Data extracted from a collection
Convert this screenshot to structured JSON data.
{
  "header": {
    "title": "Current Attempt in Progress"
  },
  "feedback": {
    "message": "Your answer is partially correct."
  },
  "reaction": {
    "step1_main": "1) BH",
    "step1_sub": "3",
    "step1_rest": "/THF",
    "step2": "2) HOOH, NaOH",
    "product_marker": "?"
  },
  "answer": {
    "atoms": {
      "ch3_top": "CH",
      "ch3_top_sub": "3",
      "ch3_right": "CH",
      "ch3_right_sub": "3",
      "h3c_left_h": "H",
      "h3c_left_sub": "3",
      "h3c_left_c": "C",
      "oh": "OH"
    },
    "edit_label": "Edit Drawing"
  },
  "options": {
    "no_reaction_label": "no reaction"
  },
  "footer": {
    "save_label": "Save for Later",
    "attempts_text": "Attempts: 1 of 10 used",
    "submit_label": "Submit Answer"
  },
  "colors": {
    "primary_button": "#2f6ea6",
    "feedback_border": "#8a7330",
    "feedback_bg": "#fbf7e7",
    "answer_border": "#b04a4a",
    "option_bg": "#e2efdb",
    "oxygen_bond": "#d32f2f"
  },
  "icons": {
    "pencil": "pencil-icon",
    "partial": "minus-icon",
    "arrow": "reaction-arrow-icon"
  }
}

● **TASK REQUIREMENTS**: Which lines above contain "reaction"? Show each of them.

● **SOLVED EXERCISE**:
  "reaction": {
    "no_reaction_label": "no reaction"
    "arrow": "reaction-arrow-icon"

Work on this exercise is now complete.